top of page
  • Writer's pictureWHPC

Dangers of Underage Drinking: The Latest Statistics and How to Talk with Your Kids

The week of August 27, 2023, the Substance Abuse and Mental Health Services Administration (SAMHSA) released its “Report to Congress on the Prevention and Reduction of Underage Drinking 2022”. According to the report:

  • Alcohol is responsible for more than 3,900 deaths annually among Americans under 21 and shortens their lives by an average of 57 years.

  • Alcohol is the most widely used substance among U.S. youth aged 12-20.

  • The peak years of initiation of alcohol use are in grades 7-11 and 15.0 percent of high school students report using alcohol before the age of 13.

SAMHSA’s full report and state reports are available here. State reports highlight policies, enforcement, programs, collaborations, and expenditures to prevent and reduce underage drinking in each state and the District of Columbia.

Talking with Your Kids About Underage Drinking

One of the most influential factors during a child’s adolescence is maintaining a strong, open relationship with a parent especially when it comes to decisions about alcohol use. When parents create supportive and nurturing environments, children make better decisions. Though it may not always seem like it, children really hear their parents’ concerns, which is why it’s important that parents discuss the risks of using alcohol and other drugs.

Some things to consider when making the decision of when to talk about underage alcohol use:

It’s Better to Talk Before Children Are Exposed to Alcohol and Other Drugs

If you talk to your kids directly and honestly, they are more likely to respect your rules and advice about alcohol and drug use.

Some Children May Try Alcohol or Other Drugs at a Very Young Age

It is never too early to talk to your children about alcohol and other drugs. Children as young as nine years old already start viewing alcohol in a more positive way, and approximately 3,300 kids as young as 12 try marijuana each day.

The Older Kids Get, the More Likely They’ll Try Alcohol or Other Drugs

About 10 percent of 12-year-olds say they have tried alcohol, but by age 15, that number jumps to 50 percent.

Not Talking About Alcohol and Other Drugs Still Sends Kids a Message

Kids don’t always have all the facts when it comes to alcohol and other drugs.
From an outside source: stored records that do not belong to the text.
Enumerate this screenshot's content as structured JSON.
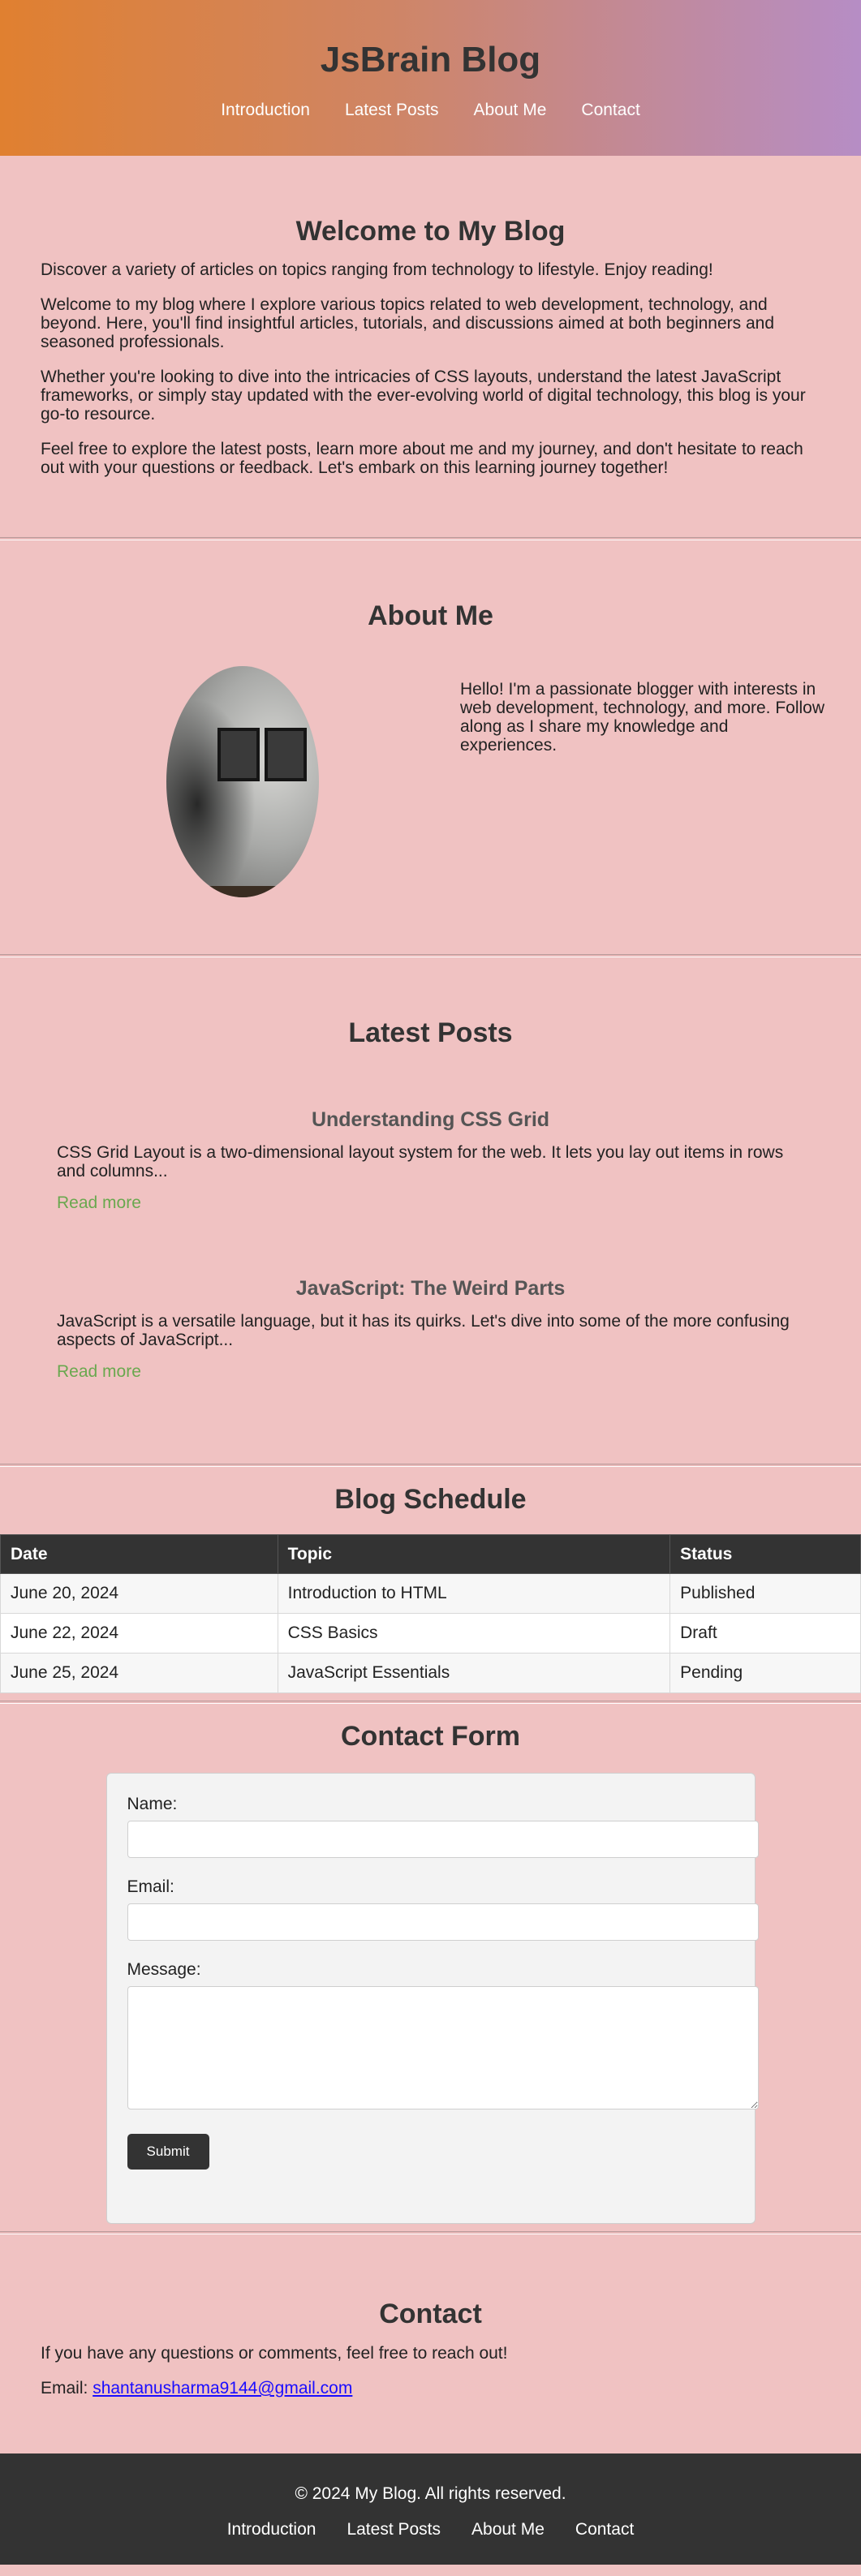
{
  "header": {
    "title": "JsBrain Blog",
    "nav": [
      "Introduction",
      "Latest Posts",
      "About Me",
      "Contact"
    ]
  },
  "welcome": {
    "title": "Welcome to My Blog",
    "paragraphs": [
      "Discover a variety of articles on topics ranging from technology to lifestyle. Enjoy reading!",
      "Welcome to my blog where I explore various topics related to web development, technology, and beyond. Here, you'll find insightful articles, tutorials, and discussions aimed at both beginners and seasoned professionals.",
      "Whether you're looking to dive into the intricacies of CSS layouts, understand the latest JavaScript frameworks, or simply stay updated with the ever-evolving world of digital technology, this blog is your go-to resource.",
      "Feel free to explore the latest posts, learn more about me and my journey, and don't hesitate to reach out with your questions or feedback. Let's embark on this learning journey together!"
    ]
  },
  "about": {
    "title": "About Me",
    "text": "Hello! I'm a passionate blogger with interests in web development, technology, and more. Follow along as I share my knowledge and experiences."
  },
  "posts": {
    "title": "Latest Posts",
    "items": [
      {
        "title": "Understanding CSS Grid",
        "excerpt": "CSS Grid Layout is a two-dimensional layout system for the web. It lets you lay out items in rows and columns...",
        "link": "Read more"
      },
      {
        "title": "JavaScript: The Weird Parts",
        "excerpt": "JavaScript is a versatile language, but it has its quirks. Let's dive into some of the more confusing aspects of JavaScript...",
        "link": "Read more"
      }
    ]
  },
  "schedule": {
    "title": "Blog Schedule",
    "headers": [
      "Date",
      "Topic",
      "Status"
    ],
    "rows": [
      [
        "June 20, 2024",
        "Introduction to HTML",
        "Published"
      ],
      [
        "June 22, 2024",
        "CSS Basics",
        "Draft"
      ],
      [
        "June 25, 2024",
        "JavaScript Essentials",
        "Pending"
      ]
    ]
  },
  "contact_form": {
    "title": "Contact Form",
    "name_label": "Name:",
    "email_label": "Email:",
    "message_label": "Message:",
    "name_value": "",
    "email_value": "",
    "message_value": "",
    "submit_label": "Submit"
  },
  "contact": {
    "title": "Contact",
    "text": "If you have any questions or comments, feel free to reach out!",
    "email_prefix": "Email: ",
    "email": "shantanusharma9144@gmail.com"
  },
  "footer": {
    "copyright": "© 2024 My Blog. All rights reserved.",
    "nav": [
      "Introduction",
      "Latest Posts",
      "About Me",
      "Contact"
    ]
  },
  "colors": {
    "page_background": "#f0c2c2",
    "header_gradient_start": "#e08030",
    "header_gradient_end": "#b68dc5",
    "dark": "#333333",
    "read_more": "#6aa84f",
    "link": "#1a0dff"
  }
}
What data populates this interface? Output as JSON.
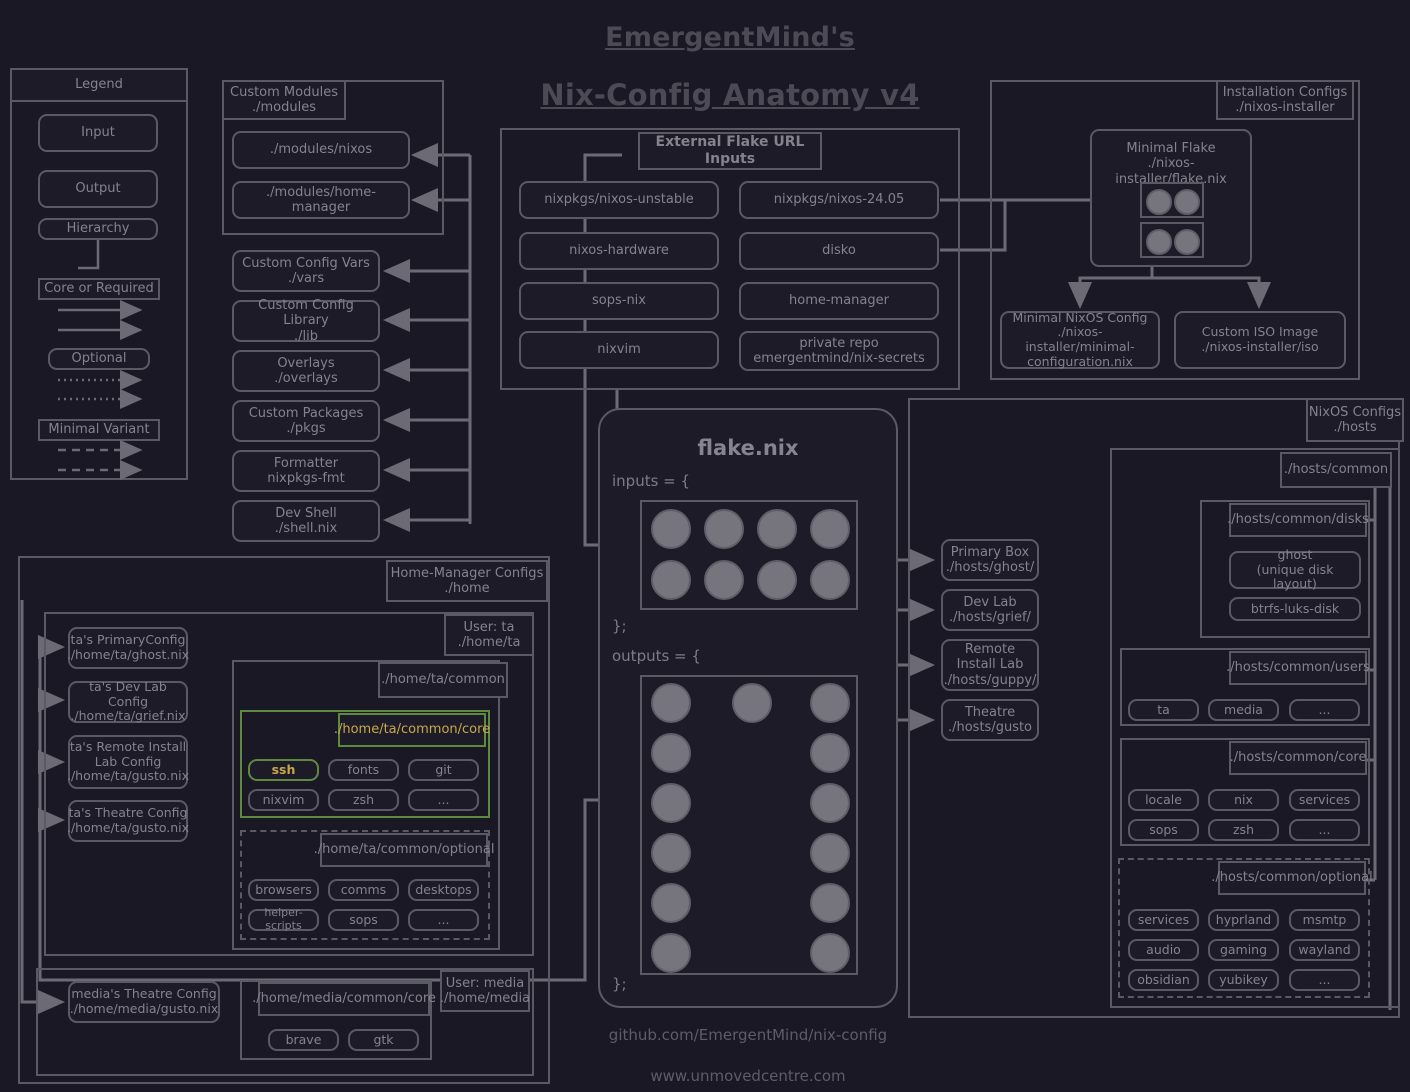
{
  "theme": {
    "bg": "#1a1825",
    "box_bg": "#1d1b28",
    "stroke": "#5a5a64",
    "text": "#84838d",
    "title": "#4b4a55",
    "highlight_border": "#5e8a40",
    "highlight_text": "#c8a84b",
    "circle_fill": "#76757d"
  },
  "title": {
    "line1": "EmergentMind's",
    "line2": "Nix-Config Anatomy v4"
  },
  "footer": {
    "repo": "github.com/EmergentMind/nix-config",
    "site": "www.unmovedcentre.com"
  },
  "legend": {
    "header": "Legend",
    "input": "Input",
    "output": "Output",
    "hierarchy": "Hierarchy",
    "core": "Core or Required",
    "optional": "Optional",
    "minimal": "Minimal Variant"
  },
  "custom_modules": {
    "header": "Custom Modules\n./modules",
    "items": [
      {
        "label": "./modules/nixos"
      },
      {
        "label": "./modules/home-manager"
      }
    ]
  },
  "standalone_inputs": [
    {
      "label": "Custom Config Vars\n./vars"
    },
    {
      "label": "Custom Config Library\n./lib"
    },
    {
      "label": "Overlays\n./overlays"
    },
    {
      "label": "Custom Packages\n./pkgs"
    },
    {
      "label": "Formatter\nnixpkgs-fmt"
    },
    {
      "label": "Dev Shell\n./shell.nix"
    }
  ],
  "external_inputs": {
    "header": "External Flake URL Inputs",
    "left_column": [
      {
        "label": "nixpkgs/nixos-unstable"
      },
      {
        "label": "nixos-hardware"
      },
      {
        "label": "sops-nix"
      },
      {
        "label": "nixvim"
      }
    ],
    "right_column": [
      {
        "label": "nixpkgs/nixos-24.05"
      },
      {
        "label": "disko"
      },
      {
        "label": "home-manager"
      },
      {
        "label": "private repo\nemergentmind/nix-secrets"
      }
    ]
  },
  "installation_configs": {
    "header": "Installation Configs\n./nixos-installer",
    "minimal_flake": {
      "label": "Minimal Flake\n./nixos-installer/flake.nix",
      "inputs_circles": 2,
      "outputs_circles": 2
    },
    "outputs": [
      {
        "label": "Minimal NixOS Config\n./nixos-installer/minimal-configuration.nix"
      },
      {
        "label": "Custom ISO Image\n./nixos-installer/iso"
      }
    ]
  },
  "flake": {
    "title": "flake.nix",
    "inputs_open": "inputs = {",
    "inputs_close": "};",
    "outputs_open": "outputs = {",
    "outputs_close": "};",
    "inputs_grid": {
      "cols": 4,
      "rows": 2,
      "count": 8
    },
    "outputs_grid": {
      "rows": 6,
      "left_count": 6,
      "right_count": 6,
      "middle_count": 1
    }
  },
  "hosts_outputs": [
    {
      "label": "Primary Box\n./hosts/ghost/"
    },
    {
      "label": "Dev Lab\n./hosts/grief/"
    },
    {
      "label": "Remote Install Lab\n./hosts/guppy/"
    },
    {
      "label": "Theatre\n./hosts/gusto"
    }
  ],
  "nixos_configs": {
    "header": "NixOS Configs\n./hosts",
    "common_header": "./hosts/common",
    "groups": [
      {
        "header": "./hosts/common/disks",
        "style": "solid",
        "items": [
          {
            "label": "ghost\n(unique disk layout)",
            "wide": true
          },
          {
            "label": "btrfs-luks-disk",
            "wide": true
          }
        ]
      },
      {
        "header": "./hosts/common/users",
        "style": "solid",
        "items": [
          {
            "label": "ta"
          },
          {
            "label": "media"
          },
          {
            "label": "..."
          }
        ]
      },
      {
        "header": "./hosts/common/core",
        "style": "solid",
        "items": [
          {
            "label": "locale"
          },
          {
            "label": "nix"
          },
          {
            "label": "services"
          },
          {
            "label": "sops"
          },
          {
            "label": "zsh"
          },
          {
            "label": "..."
          }
        ]
      },
      {
        "header": "./hosts/common/optional",
        "style": "dashed",
        "items": [
          {
            "label": "services"
          },
          {
            "label": "hyprland"
          },
          {
            "label": "msmtp"
          },
          {
            "label": "audio"
          },
          {
            "label": "gaming"
          },
          {
            "label": "wayland"
          },
          {
            "label": "obsidian"
          },
          {
            "label": "yubikey"
          },
          {
            "label": "..."
          }
        ]
      }
    ]
  },
  "home_manager": {
    "header": "Home-Manager Configs\n./home",
    "user_ta": {
      "header": "User: ta\n./home/ta",
      "configs": [
        {
          "label": "ta's PrimaryConfig\n./home/ta/ghost.nix"
        },
        {
          "label": "ta's Dev Lab Config\n./home/ta/grief.nix"
        },
        {
          "label": "ta's Remote Install Lab Config\n./home/ta/gusto.nix"
        },
        {
          "label": "ta's Theatre Config\n./home/ta/gusto.nix"
        }
      ],
      "common_header": "./home/ta/common",
      "groups": [
        {
          "header": "./home/ta/common/core",
          "style": "solid",
          "highlight": true,
          "items": [
            {
              "label": "ssh",
              "highlight": true
            },
            {
              "label": "fonts"
            },
            {
              "label": "git"
            },
            {
              "label": "nixvim"
            },
            {
              "label": "zsh"
            },
            {
              "label": "..."
            }
          ]
        },
        {
          "header": "./home/ta/common/optional",
          "style": "dashed",
          "items": [
            {
              "label": "browsers"
            },
            {
              "label": "comms"
            },
            {
              "label": "desktops"
            },
            {
              "label": "helper-scripts"
            },
            {
              "label": "sops"
            },
            {
              "label": "..."
            }
          ]
        }
      ]
    },
    "user_media": {
      "header": "User: media\n./home/media",
      "configs": [
        {
          "label": "media's Theatre Config\n./home/media/gusto.nix"
        }
      ],
      "core_header": "./home/media/common/core",
      "items": [
        {
          "label": "brave"
        },
        {
          "label": "gtk"
        }
      ]
    }
  }
}
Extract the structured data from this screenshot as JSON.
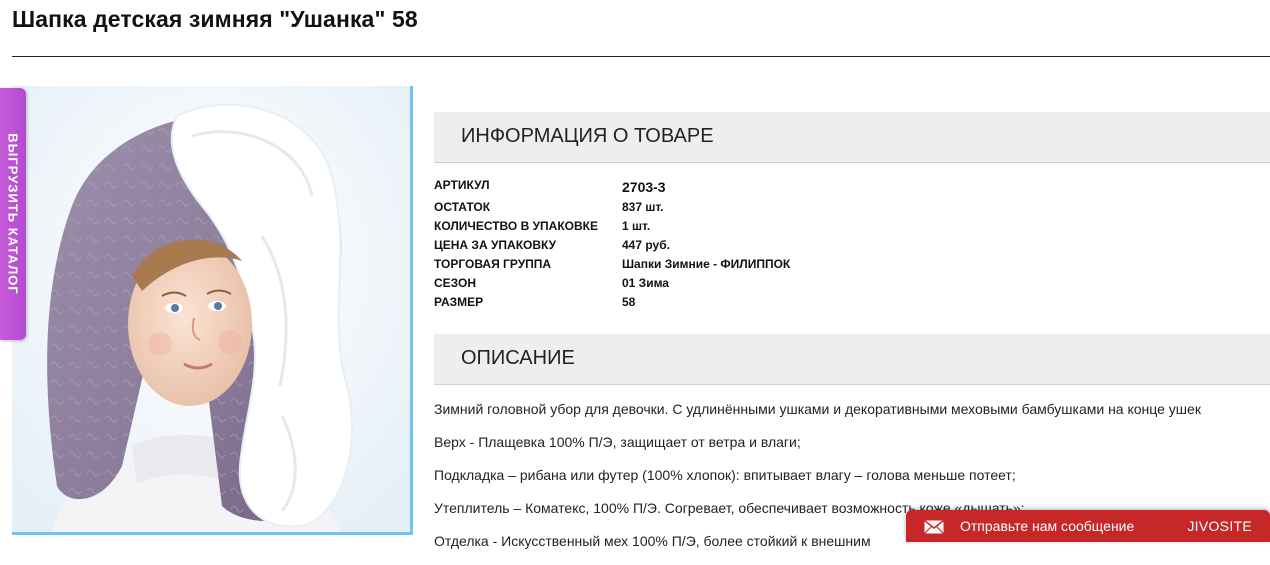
{
  "product": {
    "title": "Шапка детская зимняя \"Ушанка\" 58"
  },
  "catalog_tab": {
    "label": "ВЫГРУЗИТЬ КАТАЛОГ"
  },
  "info": {
    "header": "ИНФОРМАЦИЯ О ТОВАРЕ",
    "rows": [
      {
        "label": "АРТИКУЛ",
        "value": "2703-3"
      },
      {
        "label": "ОСТАТОК",
        "value": "837 шт."
      },
      {
        "label": "КОЛИЧЕСТВО В УПАКОВКЕ",
        "value": "1 шт."
      },
      {
        "label": "ЦЕНА ЗА УПАКОВКУ",
        "value": "447 руб."
      },
      {
        "label": "ТОРГОВАЯ ГРУППА",
        "value": "Шапки Зимние - ФИЛИППОК"
      },
      {
        "label": "СЕЗОН",
        "value": "01 Зима"
      },
      {
        "label": "РАЗМЕР",
        "value": "58"
      }
    ]
  },
  "description": {
    "header": "ОПИСАНИЕ",
    "paragraphs": [
      "Зимний головной убор для девочки. С удлинёнными ушками и декоративными меховыми бамбушками на конце ушек",
      "Верх - Плащевка 100% П/Э, защищает от ветра и влаги;",
      "Подкладка – рибана или футер (100% хлопок): впитывает влагу – голова меньше потеет;",
      "Утеплитель – Коматекс, 100% П/Э. Согревает, обеспечивает возможность коже «дышать»;",
      "Отделка - Искусственный мех 100% П/Э, более стойкий к внешним"
    ]
  },
  "chat_widget": {
    "text": "Отправьте нам сообщение",
    "brand": "JIVOSITE"
  },
  "colors": {
    "chat_red": "#c62828",
    "catalog_purple": "#c65cd9",
    "photo_border": "#6cc6ee",
    "section_bg": "#eeeeee"
  }
}
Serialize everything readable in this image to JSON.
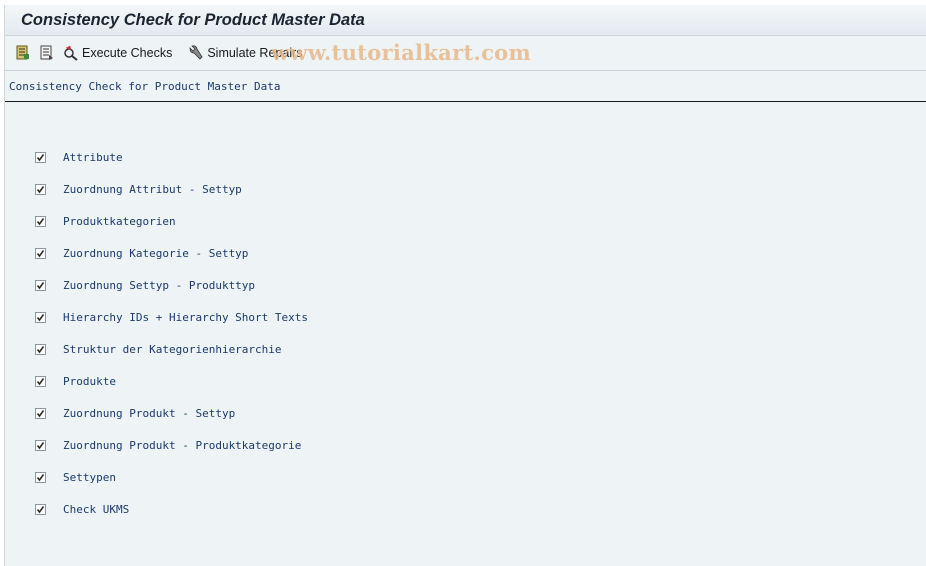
{
  "window": {
    "title": "Consistency Check for Product Master Data"
  },
  "toolbar": {
    "execute_checks_label": "Execute Checks",
    "simulate_repairs_label": "Simulate Repairs",
    "watermark": "www.tutorialkart.com"
  },
  "section": {
    "header": "Consistency Check for Product Master Data"
  },
  "checks": [
    {
      "label": "Attribute",
      "checked": true
    },
    {
      "label": "Zuordnung Attribut - Settyp",
      "checked": true
    },
    {
      "label": "Produktkategorien",
      "checked": true
    },
    {
      "label": "Zuordnung Kategorie - Settyp",
      "checked": true
    },
    {
      "label": "Zuordnung Settyp - Produkttyp",
      "checked": true
    },
    {
      "label": "Hierarchy IDs + Hierarchy Short Texts",
      "checked": true
    },
    {
      "label": "Struktur der Kategorienhierarchie",
      "checked": true
    },
    {
      "label": "Produkte",
      "checked": true
    },
    {
      "label": "Zuordnung Produkt - Settyp",
      "checked": true
    },
    {
      "label": "Zuordnung Produkt - Produktkategorie",
      "checked": true
    },
    {
      "label": "Settypen",
      "checked": true
    },
    {
      "label": "Check UKMS",
      "checked": true
    }
  ],
  "colors": {
    "accent_text": "#1b3a6b",
    "background": "#eef3f6"
  }
}
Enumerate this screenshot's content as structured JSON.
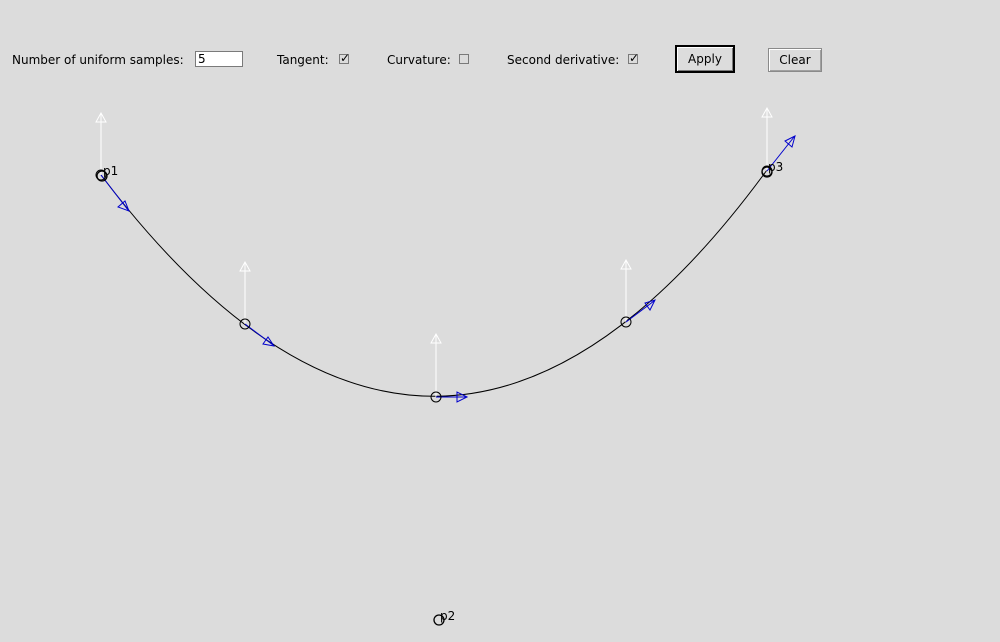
{
  "toolbar": {
    "samples_label": "Number of uniform samples:",
    "samples_value": "5",
    "tangent_label": "Tangent:",
    "tangent_checked": true,
    "curvature_label": "Curvature:",
    "curvature_checked": false,
    "second_derivative_label": "Second derivative:",
    "second_derivative_checked": true,
    "apply_label": "Apply",
    "clear_label": "Clear"
  },
  "canvas": {
    "control_points": [
      {
        "label": "p1"
      },
      {
        "label": "p2"
      },
      {
        "label": "p3"
      }
    ],
    "colors": {
      "curve": "#000000",
      "tangent": "#0000cc",
      "second_derivative": "#ffffff"
    }
  }
}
If parents don’t talk about the risks of underage drinking and substance use, their kids might not see any harm in trying alcohol and other substances.

Learn more about why it’s important to talk with kids about alcohol use:

Tips for Talking with Your Kids About Underage Drinking


MADD Talking About Alcohol Guide- Parents:

MADD Making Good Choices Guide- Parents:

15 views0 comments

Recent Posts

See All
bottom of page